This suggested that if you had a Botox treatment your inability to show appropriate emotions, especially sadness or empathy, would be interpreted as a lack of sympathy or interest. More interestingly it said it might actually slow down your own empathetic response.

Now Research at Duke University Fuqua School of Business in North Carolina has confirmed that as well as reducing frown lines Botox reduces a person’s ability to empathise with others. This is important for everyday interactions, particularly at work where we spend most of our time.

Empathy is a key component of emotional intelligence as is managing your emotions but it seems Botox would make you appear to be over-controlling your emotions or that you are lacking in empathy. Already researchers are saying that Generation Me students are 40% less empathetic than they were 20 to 30 years ago.

The Duke University researchers talk about embedded cognition, which is the idea that our bodies reflect the way we think and feel.
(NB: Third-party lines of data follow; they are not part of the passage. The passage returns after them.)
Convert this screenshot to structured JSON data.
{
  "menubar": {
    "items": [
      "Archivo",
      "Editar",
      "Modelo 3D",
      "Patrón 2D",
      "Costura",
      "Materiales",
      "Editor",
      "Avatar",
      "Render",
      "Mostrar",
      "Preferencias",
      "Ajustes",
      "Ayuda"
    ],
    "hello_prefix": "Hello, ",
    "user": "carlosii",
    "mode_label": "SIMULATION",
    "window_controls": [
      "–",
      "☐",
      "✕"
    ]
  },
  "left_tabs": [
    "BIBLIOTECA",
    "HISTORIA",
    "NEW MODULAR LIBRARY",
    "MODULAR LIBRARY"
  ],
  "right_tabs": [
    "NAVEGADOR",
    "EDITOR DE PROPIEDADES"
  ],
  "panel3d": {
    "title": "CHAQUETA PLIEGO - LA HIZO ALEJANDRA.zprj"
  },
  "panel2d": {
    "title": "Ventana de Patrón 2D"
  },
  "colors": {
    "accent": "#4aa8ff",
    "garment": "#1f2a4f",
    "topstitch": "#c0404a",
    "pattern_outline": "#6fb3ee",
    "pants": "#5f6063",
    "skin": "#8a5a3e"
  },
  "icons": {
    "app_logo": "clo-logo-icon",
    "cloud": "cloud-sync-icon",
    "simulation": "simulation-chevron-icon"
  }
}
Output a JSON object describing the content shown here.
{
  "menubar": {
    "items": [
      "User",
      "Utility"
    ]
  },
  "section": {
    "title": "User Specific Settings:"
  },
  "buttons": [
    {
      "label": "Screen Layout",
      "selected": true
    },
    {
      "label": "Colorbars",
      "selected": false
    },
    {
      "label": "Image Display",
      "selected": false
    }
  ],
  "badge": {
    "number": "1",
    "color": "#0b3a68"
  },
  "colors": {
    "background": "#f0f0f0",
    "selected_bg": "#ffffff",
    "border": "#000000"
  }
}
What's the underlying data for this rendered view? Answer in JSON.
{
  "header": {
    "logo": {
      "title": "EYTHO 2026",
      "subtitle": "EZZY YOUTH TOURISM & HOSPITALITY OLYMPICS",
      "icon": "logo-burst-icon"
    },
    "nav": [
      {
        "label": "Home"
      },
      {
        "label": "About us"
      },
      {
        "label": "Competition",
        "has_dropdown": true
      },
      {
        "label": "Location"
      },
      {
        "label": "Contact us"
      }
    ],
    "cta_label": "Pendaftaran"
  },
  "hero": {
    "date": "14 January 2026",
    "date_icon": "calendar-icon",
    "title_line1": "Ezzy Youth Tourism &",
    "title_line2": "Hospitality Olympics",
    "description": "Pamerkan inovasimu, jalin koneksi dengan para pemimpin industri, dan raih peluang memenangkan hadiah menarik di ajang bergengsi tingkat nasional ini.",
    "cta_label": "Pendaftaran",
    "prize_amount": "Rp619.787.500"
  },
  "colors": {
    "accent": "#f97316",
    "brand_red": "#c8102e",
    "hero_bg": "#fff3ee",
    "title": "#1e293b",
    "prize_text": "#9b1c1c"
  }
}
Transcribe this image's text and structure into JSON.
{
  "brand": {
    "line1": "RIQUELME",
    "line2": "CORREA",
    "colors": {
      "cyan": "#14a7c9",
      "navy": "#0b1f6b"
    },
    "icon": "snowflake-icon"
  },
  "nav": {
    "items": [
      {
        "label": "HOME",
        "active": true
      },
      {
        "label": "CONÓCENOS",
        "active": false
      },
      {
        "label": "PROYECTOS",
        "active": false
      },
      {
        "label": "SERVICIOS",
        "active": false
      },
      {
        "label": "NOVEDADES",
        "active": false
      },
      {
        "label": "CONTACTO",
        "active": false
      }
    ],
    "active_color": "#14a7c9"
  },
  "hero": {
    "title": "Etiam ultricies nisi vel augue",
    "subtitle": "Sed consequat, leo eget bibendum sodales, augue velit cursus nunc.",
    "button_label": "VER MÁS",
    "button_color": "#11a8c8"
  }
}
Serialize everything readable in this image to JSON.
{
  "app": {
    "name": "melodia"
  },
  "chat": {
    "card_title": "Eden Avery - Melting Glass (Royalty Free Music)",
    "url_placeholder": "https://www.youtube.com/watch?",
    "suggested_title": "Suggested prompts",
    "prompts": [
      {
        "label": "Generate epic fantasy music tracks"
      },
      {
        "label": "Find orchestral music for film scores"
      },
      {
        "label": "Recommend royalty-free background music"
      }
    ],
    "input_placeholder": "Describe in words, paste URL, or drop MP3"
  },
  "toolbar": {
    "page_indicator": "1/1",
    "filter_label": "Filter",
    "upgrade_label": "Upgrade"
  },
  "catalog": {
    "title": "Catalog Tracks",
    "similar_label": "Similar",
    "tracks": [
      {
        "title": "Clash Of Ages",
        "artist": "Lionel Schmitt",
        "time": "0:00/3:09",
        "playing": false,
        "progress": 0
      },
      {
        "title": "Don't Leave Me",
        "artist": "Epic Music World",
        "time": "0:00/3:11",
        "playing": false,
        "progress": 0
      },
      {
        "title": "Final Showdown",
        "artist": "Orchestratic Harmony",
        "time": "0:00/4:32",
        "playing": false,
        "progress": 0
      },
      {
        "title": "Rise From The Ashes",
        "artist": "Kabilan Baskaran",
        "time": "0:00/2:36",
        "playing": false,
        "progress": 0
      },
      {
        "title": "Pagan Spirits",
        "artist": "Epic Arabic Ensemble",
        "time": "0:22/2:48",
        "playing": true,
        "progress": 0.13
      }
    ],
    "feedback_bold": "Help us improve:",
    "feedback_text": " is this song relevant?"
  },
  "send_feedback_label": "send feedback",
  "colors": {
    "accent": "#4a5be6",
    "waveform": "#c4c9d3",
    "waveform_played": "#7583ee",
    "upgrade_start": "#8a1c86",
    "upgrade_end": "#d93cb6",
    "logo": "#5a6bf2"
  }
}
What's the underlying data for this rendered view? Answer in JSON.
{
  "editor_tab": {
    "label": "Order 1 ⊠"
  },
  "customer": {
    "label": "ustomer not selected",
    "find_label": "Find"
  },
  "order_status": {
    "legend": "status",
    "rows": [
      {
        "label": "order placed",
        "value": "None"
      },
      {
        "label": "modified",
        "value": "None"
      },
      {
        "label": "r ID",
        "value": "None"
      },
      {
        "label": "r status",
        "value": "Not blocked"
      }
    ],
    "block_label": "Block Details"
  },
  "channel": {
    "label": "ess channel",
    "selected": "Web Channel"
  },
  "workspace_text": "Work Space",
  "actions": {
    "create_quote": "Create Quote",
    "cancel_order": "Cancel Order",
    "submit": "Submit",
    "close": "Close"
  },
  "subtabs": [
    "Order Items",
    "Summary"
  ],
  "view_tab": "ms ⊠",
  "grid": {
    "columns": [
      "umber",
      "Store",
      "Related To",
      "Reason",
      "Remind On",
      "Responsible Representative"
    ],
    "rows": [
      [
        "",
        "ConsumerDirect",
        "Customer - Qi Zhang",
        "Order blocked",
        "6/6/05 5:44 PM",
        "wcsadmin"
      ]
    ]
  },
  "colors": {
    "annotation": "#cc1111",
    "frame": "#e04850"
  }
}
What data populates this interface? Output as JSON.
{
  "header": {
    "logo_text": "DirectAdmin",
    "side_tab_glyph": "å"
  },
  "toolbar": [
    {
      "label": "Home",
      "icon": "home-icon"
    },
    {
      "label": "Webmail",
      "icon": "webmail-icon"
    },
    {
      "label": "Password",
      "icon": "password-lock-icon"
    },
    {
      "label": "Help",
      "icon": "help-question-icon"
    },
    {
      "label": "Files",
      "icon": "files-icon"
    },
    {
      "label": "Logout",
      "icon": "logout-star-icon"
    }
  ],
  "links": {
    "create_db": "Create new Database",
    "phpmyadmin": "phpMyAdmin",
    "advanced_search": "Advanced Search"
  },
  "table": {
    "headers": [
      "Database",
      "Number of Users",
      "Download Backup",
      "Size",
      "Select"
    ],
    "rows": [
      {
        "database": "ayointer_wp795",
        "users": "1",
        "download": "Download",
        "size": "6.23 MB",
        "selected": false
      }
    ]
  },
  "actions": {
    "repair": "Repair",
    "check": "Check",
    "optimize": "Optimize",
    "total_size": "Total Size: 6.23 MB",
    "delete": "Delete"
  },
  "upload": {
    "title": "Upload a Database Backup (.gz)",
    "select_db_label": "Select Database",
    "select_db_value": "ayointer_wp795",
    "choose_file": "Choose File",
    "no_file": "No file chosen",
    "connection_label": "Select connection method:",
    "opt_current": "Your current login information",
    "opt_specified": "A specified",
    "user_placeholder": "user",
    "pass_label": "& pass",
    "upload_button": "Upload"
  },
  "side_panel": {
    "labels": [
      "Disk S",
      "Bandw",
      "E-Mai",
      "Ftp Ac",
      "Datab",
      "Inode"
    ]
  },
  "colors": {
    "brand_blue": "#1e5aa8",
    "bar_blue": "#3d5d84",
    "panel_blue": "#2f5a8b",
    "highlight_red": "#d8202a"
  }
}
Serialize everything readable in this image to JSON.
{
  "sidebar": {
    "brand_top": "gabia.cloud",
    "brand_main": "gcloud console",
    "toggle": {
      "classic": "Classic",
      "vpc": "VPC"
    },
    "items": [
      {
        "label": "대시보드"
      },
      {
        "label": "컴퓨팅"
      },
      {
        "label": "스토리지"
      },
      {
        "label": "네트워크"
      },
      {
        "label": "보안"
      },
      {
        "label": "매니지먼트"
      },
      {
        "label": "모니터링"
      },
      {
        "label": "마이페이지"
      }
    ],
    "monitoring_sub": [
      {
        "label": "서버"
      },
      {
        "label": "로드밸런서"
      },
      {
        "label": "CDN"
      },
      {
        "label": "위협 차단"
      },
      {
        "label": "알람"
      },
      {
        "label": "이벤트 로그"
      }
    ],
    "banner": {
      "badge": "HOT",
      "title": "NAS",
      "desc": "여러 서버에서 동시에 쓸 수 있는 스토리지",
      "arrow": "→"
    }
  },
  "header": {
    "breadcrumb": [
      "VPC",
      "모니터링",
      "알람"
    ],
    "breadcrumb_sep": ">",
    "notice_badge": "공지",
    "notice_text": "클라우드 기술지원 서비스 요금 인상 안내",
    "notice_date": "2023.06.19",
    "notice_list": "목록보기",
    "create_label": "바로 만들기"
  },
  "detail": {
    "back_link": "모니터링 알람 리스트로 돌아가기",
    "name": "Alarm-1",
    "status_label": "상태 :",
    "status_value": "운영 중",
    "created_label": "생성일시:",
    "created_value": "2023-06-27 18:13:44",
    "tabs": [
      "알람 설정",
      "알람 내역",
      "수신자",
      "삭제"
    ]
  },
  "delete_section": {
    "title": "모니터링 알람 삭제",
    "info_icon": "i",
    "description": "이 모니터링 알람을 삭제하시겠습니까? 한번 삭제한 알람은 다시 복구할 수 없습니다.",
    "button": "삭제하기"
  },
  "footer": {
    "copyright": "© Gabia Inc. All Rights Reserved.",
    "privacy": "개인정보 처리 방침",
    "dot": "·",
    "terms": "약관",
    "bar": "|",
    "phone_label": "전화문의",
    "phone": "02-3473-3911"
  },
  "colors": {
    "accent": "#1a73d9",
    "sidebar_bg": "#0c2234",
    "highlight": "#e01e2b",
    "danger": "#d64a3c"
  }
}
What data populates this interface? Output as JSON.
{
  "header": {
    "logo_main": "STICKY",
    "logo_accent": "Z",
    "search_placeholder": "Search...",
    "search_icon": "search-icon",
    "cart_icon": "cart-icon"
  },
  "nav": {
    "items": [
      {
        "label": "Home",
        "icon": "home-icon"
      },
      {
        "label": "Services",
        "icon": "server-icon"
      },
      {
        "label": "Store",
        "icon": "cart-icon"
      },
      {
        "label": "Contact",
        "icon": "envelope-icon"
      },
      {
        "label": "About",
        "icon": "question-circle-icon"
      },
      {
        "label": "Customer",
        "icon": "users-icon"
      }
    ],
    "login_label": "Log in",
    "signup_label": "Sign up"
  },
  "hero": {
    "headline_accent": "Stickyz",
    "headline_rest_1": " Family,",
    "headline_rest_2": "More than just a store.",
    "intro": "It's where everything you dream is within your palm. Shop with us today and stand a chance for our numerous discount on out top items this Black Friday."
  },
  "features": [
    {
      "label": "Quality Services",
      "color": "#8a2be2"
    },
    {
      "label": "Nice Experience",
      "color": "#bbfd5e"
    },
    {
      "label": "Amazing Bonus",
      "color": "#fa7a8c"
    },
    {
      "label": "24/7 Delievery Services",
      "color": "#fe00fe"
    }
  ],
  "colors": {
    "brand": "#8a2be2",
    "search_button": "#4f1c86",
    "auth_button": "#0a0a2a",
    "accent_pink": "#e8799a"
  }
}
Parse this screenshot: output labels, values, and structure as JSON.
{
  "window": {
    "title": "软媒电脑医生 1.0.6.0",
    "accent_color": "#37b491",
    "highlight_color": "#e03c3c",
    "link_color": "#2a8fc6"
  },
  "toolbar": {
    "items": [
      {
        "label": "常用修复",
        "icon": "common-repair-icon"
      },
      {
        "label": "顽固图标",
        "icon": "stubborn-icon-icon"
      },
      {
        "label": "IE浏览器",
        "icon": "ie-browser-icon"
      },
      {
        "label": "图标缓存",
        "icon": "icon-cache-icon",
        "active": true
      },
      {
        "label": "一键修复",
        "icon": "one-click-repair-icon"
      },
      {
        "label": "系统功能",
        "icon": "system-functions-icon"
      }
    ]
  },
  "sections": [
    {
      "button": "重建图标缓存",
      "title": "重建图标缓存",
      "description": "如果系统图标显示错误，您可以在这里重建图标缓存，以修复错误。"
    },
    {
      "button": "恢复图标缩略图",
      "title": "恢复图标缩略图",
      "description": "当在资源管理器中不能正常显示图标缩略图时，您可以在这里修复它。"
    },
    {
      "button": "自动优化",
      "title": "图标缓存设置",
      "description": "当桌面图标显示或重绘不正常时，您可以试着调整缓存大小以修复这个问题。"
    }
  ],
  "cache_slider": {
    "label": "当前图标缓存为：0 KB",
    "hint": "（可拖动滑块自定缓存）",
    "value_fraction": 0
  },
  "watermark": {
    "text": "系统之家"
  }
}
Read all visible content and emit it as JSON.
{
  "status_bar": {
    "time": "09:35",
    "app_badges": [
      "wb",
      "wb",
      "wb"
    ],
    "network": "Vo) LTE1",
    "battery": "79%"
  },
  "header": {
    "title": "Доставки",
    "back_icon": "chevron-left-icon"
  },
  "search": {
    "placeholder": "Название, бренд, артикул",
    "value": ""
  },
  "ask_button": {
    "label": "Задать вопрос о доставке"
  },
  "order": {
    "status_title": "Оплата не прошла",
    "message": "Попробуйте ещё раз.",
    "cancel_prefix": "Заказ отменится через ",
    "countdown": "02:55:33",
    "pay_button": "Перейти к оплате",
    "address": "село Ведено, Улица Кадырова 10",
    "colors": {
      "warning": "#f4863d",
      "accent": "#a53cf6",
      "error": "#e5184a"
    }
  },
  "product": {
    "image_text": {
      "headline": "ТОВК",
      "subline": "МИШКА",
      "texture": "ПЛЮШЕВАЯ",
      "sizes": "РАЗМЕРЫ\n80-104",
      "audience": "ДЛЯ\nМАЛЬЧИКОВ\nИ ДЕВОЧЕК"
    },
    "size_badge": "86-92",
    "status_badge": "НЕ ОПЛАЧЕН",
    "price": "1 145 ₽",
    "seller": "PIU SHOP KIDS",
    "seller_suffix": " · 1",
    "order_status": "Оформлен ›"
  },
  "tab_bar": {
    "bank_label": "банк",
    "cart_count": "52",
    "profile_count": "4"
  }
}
For example if you see someone in pain you wince and that sends a message to your brain about the pain. (This sounds a bit like the idea of mirror neurons). NB I suspect that this wouldn’t work if you were a psychopath.

The researchers were initially interested in the effect of Botox on romantic relationships and the effect on that when one person has been treated with Botox and becomes less empathetic.

Also the idea that long-married couples start to look alike because they have been copying each other’s facial expressions for so long. (Could the same apply to people who start looking like their pets?)

btw if you are interested in having Botox the trend now is to have preventative Botox before you actually develop any frown lines!